WORK TO BE COMPLETED =
Check every line of the data for the string "text" and copy the ones that have it.

***

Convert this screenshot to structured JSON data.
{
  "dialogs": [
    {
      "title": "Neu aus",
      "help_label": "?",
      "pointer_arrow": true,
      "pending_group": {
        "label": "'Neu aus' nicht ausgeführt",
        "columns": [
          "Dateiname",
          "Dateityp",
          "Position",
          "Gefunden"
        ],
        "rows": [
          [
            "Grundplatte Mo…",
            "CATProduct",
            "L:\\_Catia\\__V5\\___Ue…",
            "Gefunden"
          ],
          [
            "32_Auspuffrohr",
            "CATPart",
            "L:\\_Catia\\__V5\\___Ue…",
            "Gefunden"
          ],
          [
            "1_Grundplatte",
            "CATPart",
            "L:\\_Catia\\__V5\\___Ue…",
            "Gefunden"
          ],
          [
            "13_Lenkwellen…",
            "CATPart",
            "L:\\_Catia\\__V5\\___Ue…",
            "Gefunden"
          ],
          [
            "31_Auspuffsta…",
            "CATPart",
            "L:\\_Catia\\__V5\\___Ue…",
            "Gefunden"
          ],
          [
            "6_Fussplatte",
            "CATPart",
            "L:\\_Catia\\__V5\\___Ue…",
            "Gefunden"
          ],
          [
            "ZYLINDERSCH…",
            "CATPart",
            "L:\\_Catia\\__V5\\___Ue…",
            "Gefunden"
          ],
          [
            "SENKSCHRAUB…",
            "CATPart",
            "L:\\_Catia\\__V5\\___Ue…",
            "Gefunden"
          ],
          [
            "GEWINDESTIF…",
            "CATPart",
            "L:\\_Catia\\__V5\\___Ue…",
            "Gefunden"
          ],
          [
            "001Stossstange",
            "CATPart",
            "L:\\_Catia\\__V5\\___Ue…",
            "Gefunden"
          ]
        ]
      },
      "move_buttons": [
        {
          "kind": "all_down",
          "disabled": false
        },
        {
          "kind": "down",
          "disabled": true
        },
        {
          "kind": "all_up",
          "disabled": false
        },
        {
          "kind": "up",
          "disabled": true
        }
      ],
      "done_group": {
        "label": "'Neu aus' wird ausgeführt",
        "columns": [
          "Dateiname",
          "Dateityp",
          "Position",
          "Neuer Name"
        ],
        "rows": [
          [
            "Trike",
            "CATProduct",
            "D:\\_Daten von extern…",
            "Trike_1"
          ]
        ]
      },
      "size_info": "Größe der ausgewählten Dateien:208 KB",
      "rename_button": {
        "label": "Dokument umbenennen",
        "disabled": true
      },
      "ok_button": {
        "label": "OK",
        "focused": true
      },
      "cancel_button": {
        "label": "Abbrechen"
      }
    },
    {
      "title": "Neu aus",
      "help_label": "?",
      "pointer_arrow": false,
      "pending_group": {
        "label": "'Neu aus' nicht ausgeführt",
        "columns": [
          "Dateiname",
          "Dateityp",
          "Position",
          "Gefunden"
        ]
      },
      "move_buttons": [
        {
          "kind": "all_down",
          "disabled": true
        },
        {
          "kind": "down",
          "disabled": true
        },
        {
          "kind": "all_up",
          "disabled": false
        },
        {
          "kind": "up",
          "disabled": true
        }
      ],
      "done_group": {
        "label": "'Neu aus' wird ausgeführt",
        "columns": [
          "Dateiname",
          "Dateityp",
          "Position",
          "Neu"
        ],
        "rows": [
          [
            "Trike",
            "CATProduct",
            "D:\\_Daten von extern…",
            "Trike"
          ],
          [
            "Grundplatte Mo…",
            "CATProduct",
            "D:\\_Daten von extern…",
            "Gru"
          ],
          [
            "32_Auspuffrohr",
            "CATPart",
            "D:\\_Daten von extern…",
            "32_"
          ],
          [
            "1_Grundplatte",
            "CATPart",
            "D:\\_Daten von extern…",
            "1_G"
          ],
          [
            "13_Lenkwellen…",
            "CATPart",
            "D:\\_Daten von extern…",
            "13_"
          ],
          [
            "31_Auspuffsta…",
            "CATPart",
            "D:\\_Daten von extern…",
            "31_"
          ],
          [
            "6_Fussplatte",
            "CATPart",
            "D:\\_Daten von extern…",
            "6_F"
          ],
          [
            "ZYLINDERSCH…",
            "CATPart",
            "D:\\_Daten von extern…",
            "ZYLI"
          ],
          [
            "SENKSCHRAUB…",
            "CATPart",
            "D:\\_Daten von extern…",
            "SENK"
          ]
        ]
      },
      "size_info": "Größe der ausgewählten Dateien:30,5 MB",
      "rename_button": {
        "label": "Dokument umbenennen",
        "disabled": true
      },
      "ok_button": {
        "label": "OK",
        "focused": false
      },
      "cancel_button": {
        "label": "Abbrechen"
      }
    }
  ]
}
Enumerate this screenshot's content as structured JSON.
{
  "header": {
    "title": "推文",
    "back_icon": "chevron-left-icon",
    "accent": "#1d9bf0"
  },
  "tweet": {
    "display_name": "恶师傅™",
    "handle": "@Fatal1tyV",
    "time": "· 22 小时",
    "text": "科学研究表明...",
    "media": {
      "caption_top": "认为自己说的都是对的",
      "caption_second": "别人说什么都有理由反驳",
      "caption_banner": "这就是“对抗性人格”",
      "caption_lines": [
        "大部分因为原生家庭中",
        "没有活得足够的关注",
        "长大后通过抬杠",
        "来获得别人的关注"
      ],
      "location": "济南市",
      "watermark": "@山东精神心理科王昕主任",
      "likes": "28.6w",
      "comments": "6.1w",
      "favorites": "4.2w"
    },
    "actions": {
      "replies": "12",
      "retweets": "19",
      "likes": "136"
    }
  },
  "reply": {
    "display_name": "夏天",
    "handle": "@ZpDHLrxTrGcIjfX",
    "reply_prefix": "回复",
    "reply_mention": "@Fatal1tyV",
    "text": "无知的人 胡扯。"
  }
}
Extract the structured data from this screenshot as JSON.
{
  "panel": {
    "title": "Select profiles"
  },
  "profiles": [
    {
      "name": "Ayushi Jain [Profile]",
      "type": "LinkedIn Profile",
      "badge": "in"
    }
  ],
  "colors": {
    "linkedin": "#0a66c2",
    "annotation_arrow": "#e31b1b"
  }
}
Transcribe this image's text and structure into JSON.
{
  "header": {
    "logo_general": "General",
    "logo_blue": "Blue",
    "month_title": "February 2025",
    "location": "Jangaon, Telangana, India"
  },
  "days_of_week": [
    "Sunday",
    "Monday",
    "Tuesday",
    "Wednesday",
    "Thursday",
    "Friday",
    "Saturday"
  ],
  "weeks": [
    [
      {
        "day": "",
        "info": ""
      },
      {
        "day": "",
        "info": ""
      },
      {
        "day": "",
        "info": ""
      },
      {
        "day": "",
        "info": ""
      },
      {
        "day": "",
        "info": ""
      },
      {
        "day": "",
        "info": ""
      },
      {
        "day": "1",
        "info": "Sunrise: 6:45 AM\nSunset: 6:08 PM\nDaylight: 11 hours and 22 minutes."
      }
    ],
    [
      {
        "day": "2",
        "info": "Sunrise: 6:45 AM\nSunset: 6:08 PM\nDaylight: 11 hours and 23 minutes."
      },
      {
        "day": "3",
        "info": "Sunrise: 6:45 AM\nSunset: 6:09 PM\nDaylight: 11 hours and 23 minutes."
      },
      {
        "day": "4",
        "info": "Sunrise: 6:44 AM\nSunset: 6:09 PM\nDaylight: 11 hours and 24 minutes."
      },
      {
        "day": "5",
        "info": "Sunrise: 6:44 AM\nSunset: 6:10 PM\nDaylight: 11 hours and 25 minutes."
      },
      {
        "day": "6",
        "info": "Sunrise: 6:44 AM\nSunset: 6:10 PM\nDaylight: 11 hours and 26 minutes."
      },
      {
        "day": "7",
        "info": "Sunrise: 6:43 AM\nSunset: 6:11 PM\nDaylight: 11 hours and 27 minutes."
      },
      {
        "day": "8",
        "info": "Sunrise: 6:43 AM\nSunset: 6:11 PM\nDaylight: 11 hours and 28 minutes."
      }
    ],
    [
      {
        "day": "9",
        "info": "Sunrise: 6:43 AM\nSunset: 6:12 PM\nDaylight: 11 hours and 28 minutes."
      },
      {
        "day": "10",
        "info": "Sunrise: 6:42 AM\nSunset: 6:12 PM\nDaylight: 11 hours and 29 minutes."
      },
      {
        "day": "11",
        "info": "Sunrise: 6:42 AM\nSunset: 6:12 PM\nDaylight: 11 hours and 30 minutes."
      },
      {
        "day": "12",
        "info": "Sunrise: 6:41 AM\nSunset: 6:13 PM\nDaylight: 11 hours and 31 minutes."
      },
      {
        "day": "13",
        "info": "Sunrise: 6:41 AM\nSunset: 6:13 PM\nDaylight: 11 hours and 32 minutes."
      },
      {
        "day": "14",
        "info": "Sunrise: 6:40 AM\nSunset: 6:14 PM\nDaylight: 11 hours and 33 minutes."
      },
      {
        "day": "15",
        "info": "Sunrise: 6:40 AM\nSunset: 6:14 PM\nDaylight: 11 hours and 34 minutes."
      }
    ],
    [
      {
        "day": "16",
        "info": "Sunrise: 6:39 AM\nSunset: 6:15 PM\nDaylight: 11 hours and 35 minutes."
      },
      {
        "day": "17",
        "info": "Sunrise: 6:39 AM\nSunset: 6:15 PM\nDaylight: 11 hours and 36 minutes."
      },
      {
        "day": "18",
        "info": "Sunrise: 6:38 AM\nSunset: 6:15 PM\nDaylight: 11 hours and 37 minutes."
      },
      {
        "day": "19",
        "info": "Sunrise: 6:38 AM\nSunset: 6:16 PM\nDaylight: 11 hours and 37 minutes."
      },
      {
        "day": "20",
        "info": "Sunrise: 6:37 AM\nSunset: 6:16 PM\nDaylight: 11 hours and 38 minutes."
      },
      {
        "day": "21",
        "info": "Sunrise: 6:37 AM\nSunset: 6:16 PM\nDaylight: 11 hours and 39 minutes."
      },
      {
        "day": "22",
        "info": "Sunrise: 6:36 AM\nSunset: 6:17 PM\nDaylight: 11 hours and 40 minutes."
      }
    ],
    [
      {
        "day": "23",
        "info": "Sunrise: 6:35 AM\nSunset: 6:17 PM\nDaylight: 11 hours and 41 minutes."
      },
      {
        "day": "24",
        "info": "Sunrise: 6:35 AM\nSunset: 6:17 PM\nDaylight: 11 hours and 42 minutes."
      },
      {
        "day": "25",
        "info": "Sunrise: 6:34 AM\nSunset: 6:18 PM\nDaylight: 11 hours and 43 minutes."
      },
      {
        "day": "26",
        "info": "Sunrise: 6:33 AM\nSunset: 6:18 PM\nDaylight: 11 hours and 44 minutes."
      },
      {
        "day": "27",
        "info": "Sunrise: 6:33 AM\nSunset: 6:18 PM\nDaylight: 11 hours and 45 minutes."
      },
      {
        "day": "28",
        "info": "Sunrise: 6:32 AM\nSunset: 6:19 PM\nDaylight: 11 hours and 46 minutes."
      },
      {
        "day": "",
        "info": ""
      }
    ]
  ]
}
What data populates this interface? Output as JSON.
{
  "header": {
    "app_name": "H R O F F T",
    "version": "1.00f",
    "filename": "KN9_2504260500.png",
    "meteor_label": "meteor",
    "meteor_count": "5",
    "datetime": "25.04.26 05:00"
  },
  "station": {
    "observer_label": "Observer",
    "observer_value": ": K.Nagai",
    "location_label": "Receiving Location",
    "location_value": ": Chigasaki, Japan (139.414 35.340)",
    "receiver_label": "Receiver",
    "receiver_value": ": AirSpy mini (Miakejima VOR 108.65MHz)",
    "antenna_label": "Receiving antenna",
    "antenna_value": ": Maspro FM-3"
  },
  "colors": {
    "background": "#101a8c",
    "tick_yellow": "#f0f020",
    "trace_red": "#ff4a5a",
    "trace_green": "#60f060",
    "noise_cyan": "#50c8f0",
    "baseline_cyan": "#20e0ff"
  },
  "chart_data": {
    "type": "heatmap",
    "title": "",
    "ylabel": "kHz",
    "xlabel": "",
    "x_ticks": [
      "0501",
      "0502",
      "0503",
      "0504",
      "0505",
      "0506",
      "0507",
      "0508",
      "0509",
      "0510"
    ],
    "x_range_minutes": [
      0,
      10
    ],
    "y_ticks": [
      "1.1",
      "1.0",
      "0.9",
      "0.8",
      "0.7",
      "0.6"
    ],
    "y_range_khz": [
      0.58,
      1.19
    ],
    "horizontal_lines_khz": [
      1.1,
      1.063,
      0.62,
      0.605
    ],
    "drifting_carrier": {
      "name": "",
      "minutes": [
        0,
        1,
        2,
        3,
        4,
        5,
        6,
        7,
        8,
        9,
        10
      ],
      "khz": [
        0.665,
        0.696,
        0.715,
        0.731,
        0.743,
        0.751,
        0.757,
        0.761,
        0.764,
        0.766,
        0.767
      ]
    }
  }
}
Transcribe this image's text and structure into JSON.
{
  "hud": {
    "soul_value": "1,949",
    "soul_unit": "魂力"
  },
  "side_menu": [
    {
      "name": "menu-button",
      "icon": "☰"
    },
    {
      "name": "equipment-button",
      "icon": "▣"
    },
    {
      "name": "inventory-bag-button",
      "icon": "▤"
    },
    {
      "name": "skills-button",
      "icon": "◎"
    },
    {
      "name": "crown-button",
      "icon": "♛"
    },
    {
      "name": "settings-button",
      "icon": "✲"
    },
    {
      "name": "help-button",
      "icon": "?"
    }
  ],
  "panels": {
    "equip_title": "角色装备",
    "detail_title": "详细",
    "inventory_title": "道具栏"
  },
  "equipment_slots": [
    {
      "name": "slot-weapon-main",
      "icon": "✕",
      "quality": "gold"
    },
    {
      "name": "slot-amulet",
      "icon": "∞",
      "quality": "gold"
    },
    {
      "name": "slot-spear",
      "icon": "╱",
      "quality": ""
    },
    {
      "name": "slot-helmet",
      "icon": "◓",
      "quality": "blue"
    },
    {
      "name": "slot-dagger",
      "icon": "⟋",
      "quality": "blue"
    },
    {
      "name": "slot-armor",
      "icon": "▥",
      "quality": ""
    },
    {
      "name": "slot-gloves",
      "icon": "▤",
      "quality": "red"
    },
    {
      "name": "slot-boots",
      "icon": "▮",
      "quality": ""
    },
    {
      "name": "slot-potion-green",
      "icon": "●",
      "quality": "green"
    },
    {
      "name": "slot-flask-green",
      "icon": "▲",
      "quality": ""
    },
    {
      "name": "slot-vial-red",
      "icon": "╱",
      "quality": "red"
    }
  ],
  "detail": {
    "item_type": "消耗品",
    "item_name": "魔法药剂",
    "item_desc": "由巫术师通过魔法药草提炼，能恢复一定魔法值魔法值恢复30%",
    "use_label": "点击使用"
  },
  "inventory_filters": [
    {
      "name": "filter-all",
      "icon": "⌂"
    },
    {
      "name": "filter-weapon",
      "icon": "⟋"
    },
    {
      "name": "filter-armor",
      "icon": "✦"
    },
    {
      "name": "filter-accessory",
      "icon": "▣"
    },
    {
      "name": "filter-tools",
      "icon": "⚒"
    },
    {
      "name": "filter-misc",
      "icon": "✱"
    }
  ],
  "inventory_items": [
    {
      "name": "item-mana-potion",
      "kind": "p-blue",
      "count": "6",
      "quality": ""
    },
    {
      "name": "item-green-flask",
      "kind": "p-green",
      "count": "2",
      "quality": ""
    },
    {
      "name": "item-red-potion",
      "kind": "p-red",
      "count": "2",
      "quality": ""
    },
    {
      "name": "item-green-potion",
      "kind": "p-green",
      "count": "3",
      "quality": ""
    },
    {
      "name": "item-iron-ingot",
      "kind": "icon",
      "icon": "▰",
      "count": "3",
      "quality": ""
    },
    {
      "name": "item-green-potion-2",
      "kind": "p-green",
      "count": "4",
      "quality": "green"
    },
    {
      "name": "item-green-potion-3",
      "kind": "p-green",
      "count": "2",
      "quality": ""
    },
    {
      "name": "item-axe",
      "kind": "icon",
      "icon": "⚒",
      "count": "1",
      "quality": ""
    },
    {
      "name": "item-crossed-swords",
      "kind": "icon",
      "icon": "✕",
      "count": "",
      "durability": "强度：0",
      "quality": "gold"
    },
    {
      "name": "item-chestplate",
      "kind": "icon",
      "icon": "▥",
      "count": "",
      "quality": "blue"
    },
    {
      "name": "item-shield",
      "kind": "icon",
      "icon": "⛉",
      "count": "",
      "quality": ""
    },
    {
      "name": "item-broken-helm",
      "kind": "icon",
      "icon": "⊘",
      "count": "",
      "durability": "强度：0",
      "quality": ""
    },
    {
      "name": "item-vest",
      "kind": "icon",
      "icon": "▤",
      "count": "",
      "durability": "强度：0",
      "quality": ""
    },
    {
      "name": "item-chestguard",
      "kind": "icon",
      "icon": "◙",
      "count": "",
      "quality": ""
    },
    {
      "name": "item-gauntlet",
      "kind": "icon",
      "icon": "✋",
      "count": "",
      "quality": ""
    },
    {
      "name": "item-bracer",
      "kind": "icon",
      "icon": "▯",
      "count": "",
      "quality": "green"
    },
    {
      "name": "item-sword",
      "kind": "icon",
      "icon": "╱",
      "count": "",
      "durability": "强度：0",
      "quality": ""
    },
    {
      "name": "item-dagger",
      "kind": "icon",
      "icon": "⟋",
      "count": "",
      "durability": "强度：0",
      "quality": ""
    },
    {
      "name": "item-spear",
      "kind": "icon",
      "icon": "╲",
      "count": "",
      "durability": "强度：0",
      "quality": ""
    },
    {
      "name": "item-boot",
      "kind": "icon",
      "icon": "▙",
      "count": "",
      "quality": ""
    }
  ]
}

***

RESULT BELOW =
    "text": "科学研究表明...",
    "text": "无知的人 胡扯。"
Transcribe this image's text and structure into JSON.
Transcribe this image's text and structure into JSON.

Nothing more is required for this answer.